          Astron. Astrophys. 359, 1-8 (2000)

## 2. Basics of multiple lensing

We shall study a system of n point-lenses placed at positions in coordinates normalized to the Einstein radius where is a reference mass (it can be chosen to be the total mass, the typical mass of a single object or anything else). The source coordinates are normalized to the scaled Einstein radius . The masses of the lenses are measured in terms of .

We introduce the complex coordinate in the lens plane and the complex source coordinate . The positions of the masses will be denoted by . We also introduce the functions The lens equation for our system of n masses reads (Witt 1990) Given a source at position y, the z's solving this equation are the images produced by gravitational lensing.

This map is locally invertible where the determinant of the Jacobian matrix is different from zero. The points where the Jacobian determinant vanishes are arranged in smooth closed curves called critical curves. The images of these points through the lens map (3) in the source plane are called caustics. When a source crosses a caustic, creation or destruction of pairs of images occurs and the magnification diverges (Schneider et al. 1992).

This is all we need to start our search for secondary caustics in close multiple systems. The fundamental hypothesis we make is where M is the total mass of the system. In this way, the distances between pairs of lenses will be very small with respect to the Einstein radius of the lens that we would have if all the masses were concentrated at the origin. This Einstein radius is in our notation. The relation (5) allows us to consider the 's as perturbative parameters in a series expansion. Then we can solve the equation at each order, writing its solutions as series expansions in powers of the perturbative parameters.
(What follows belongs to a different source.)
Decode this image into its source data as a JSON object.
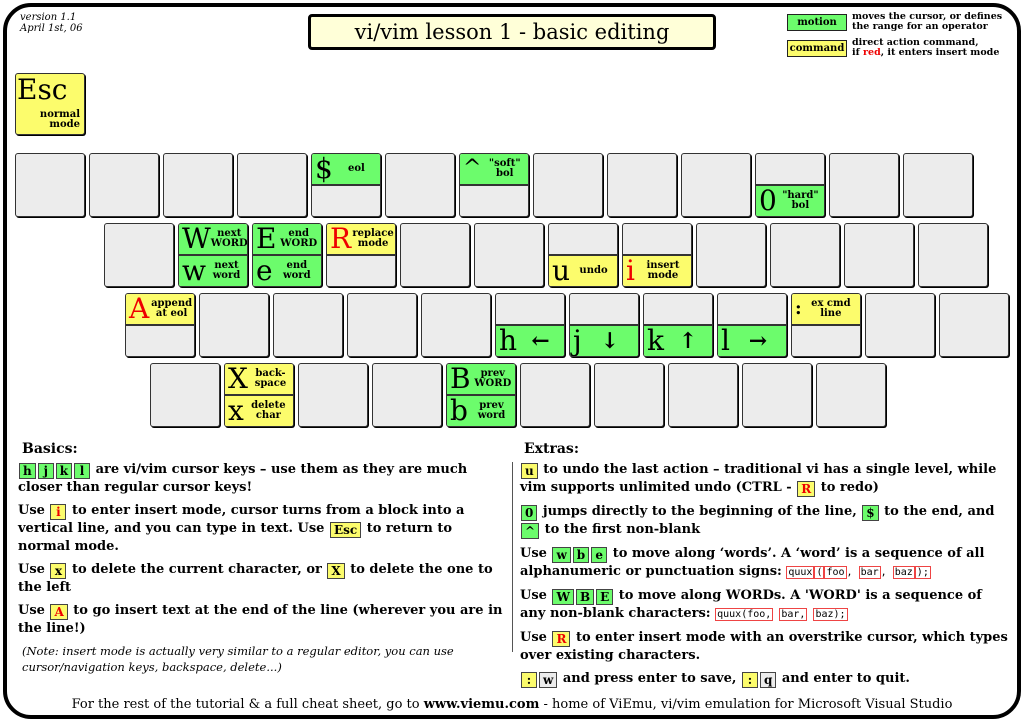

In this way we shall find the critical curves of this system and study their properties analytically.    © European Southern Observatory (ESO) 2000

Online publication: June 30, 2000